(Repeats story first sent on Oct 29)
By Nick Edwards
BEIJING, Oct 29 (Reuters) - Guo Shuqing, China’s new securities regulator, has climbed to the top of China’s financial ranks by sticking to a formula combining a balanced approach to risk with gradual reform.
Guo’s favourite proverb — “Listen to both extremes and take the middle course” — speaks volumes about the approach the former chairman of China Construction Bank took to managing the world’s second-most valuable financial institution.
“Don’t take too much risk. But not too little either. If you don’t take any risk how can you make any money,” he quipped in an interview with Reuters last year.
On Saturday, China announced that Guo had stepped down as CCB chairman to take the reins at the China Securities Regulatory Commission, a job that will offer plenty of chances to ponder risk and reform in the country’s scandal-prone capital markets.
The 54-year-old former academic known for his plain-folk style, has spooned out his share of bitter medicine over a three-decade career, including asking CCB shareholders last year to cough up billions to recapitalise the bank after a state-led lending binge in 2009 to prop up China’s economy during the global downturn.
“Guo is a politician who also has a profound understanding of the global economy,” said a CCB banker while Guo was still the bank’s chairman. “He may not be familiar with every aspect of the banking business, but he has a long-term vision that has placed customer-service at the core.”
The philosophy major and Oxford-educated scholar, who speaks English fluently, has moved easily between academia, government and a rapidly growing commercial sector that has helped China become the world’s second-biggest economy.
Guo, a native of the poverty stricken Inner Mongolia autonomous region, says he washes up the dishes by hand at home most days.
“It’s good exercise... I don’t want to use a dishwasher and waste water or electricity,” he said in the Reuters interview, as several of his top lieutenants sitting next to him looked on.
A pragmatist, Guo studied for a master’s degree in Marxist and Leninist theory, writing a thesis titled “Thoughts About Certain Fundamental Problems in China’s Economy” that warned of grave risks of using Western macroeconomics theories in a China which had just begun to embrace reform.
The new securities regulator, who enjoys tennis, has published several books on China’s economy, including one co-authored with Zhou Xiaochuan, head of China’s central bank.
His ascent through the ranks of the financial elite saw him serve as vice governor of inland Guizhou province, and later as chairman of the country’s foreign exchange regulator, the State Administration of Foreign Exchange (SAFE) from 2001-05.
Guo came in for criticism while at SAFE for using taxpayer money to bail out the country’s major lenders in an attempt to make them more market oriented.

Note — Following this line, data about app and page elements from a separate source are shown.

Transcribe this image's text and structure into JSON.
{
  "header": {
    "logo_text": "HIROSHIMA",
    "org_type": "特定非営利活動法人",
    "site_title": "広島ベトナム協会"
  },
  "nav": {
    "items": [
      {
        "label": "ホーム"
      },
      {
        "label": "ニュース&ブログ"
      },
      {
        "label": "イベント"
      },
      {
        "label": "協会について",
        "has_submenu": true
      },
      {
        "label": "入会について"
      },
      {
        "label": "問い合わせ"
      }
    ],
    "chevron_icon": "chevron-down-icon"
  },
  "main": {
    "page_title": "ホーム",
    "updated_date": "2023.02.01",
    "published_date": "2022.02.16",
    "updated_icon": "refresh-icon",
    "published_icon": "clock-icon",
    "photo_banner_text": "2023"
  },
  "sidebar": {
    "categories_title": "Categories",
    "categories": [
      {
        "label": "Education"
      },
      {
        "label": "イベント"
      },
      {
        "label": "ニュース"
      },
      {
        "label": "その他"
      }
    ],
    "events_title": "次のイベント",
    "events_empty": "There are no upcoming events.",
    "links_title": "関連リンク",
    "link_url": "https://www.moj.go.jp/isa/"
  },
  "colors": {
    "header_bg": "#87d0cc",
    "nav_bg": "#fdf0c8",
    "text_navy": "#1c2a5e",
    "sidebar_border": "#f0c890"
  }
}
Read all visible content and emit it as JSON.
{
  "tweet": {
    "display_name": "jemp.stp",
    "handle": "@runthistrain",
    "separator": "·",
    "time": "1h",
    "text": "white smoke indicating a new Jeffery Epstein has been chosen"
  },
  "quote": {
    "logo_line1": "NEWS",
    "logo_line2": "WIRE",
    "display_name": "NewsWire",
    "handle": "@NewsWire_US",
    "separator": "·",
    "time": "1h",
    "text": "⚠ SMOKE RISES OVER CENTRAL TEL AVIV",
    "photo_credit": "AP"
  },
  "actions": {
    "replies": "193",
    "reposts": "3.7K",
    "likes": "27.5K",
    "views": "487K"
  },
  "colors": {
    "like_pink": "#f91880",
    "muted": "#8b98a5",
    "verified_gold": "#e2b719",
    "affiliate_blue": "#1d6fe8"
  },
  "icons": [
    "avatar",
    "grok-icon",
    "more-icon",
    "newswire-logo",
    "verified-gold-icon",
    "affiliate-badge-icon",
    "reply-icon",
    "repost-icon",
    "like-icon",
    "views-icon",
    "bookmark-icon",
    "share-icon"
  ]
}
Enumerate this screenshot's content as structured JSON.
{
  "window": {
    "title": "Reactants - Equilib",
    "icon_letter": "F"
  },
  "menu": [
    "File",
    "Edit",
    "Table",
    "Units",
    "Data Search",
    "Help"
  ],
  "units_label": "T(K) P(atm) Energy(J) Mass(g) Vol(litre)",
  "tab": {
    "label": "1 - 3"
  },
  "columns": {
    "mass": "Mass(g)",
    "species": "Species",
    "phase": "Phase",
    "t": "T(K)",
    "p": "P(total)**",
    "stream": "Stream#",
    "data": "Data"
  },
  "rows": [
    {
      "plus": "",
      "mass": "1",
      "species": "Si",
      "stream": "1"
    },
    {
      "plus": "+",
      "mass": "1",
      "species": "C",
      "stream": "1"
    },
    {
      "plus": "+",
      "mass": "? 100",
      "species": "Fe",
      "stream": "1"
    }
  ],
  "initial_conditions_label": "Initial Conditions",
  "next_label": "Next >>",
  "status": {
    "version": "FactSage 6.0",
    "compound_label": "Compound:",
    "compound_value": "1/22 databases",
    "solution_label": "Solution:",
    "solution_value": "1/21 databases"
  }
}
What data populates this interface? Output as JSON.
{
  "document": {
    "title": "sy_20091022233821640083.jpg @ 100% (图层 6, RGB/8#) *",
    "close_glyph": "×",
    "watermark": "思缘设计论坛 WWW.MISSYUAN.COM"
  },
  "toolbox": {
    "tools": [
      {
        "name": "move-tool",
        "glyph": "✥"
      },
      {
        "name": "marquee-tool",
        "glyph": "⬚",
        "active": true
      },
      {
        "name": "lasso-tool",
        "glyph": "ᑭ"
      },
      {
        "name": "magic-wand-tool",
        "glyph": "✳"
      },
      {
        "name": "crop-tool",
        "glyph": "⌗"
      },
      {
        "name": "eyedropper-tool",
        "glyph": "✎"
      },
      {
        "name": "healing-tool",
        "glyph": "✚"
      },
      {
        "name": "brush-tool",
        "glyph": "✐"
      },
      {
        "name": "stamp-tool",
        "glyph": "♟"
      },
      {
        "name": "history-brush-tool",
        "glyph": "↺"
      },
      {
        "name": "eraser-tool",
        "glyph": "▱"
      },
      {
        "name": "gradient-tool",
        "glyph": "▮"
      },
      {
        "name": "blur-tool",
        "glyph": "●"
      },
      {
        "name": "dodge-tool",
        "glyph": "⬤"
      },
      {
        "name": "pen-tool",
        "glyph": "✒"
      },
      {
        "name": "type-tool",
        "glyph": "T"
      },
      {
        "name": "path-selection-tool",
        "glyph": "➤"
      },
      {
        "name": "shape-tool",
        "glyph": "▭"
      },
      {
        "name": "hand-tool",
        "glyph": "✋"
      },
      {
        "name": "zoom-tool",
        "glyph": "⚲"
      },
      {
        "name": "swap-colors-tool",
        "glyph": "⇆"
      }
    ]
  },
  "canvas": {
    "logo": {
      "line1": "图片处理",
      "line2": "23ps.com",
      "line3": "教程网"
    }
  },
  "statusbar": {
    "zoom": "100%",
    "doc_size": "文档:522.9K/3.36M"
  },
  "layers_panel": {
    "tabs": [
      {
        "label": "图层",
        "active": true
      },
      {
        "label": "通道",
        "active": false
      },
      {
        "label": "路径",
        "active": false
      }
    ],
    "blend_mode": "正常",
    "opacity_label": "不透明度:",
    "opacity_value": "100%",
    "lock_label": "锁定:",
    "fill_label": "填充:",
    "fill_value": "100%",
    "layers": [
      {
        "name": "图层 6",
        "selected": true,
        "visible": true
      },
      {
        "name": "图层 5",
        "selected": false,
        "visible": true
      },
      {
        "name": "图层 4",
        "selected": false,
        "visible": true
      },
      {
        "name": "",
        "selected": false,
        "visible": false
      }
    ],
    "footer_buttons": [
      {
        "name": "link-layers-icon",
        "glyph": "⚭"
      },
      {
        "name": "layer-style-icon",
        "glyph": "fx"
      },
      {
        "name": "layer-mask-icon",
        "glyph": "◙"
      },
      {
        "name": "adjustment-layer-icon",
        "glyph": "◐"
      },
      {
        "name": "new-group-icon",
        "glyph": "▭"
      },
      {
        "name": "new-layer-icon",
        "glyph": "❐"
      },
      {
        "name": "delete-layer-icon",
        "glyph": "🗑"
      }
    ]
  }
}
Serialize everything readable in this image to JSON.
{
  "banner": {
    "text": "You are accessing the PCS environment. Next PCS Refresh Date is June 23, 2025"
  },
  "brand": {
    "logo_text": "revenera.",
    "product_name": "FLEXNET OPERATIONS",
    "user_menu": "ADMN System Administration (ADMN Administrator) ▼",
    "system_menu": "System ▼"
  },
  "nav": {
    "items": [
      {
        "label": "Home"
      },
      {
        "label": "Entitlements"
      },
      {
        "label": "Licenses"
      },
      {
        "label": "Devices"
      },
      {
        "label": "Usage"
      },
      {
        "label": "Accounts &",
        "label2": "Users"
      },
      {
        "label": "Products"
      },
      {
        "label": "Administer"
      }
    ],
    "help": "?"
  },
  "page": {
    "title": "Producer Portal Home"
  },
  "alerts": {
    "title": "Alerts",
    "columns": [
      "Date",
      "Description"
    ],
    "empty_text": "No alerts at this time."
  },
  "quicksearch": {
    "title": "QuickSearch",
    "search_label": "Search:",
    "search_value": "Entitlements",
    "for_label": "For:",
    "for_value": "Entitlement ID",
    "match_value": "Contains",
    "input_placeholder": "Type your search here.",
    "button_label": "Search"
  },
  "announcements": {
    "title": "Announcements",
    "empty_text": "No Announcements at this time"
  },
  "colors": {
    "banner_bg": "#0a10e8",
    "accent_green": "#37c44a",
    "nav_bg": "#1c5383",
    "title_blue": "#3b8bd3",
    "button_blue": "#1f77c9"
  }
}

He joined CCB, which counts Bank of America as a strategic shareholder, as chairman in 2005 after SAFE’s $22.5 billion bailout left the agency as the bank’s largest shareholder.
Seven months after Guo took over, CCB sold shares publicly for the first time in Hong Kong and two years later in Shanghai, making it the first state-owned Chinese lender to float shares in both bourses.
After leading CCB out of the woods, rumours had swirled about what would be next for the academic-turned-official-turned-executive. His new job as chairman of the securities regulator was on the list of possibilities, and some even said central bank governor.
“No, no, that’s just a rumour,” he said during the earlier interview, laughing. “I don’t mind retiring after this.” (Additional reporting by Samuel Shen; Editing by Don Durfee and Brian Rhoads)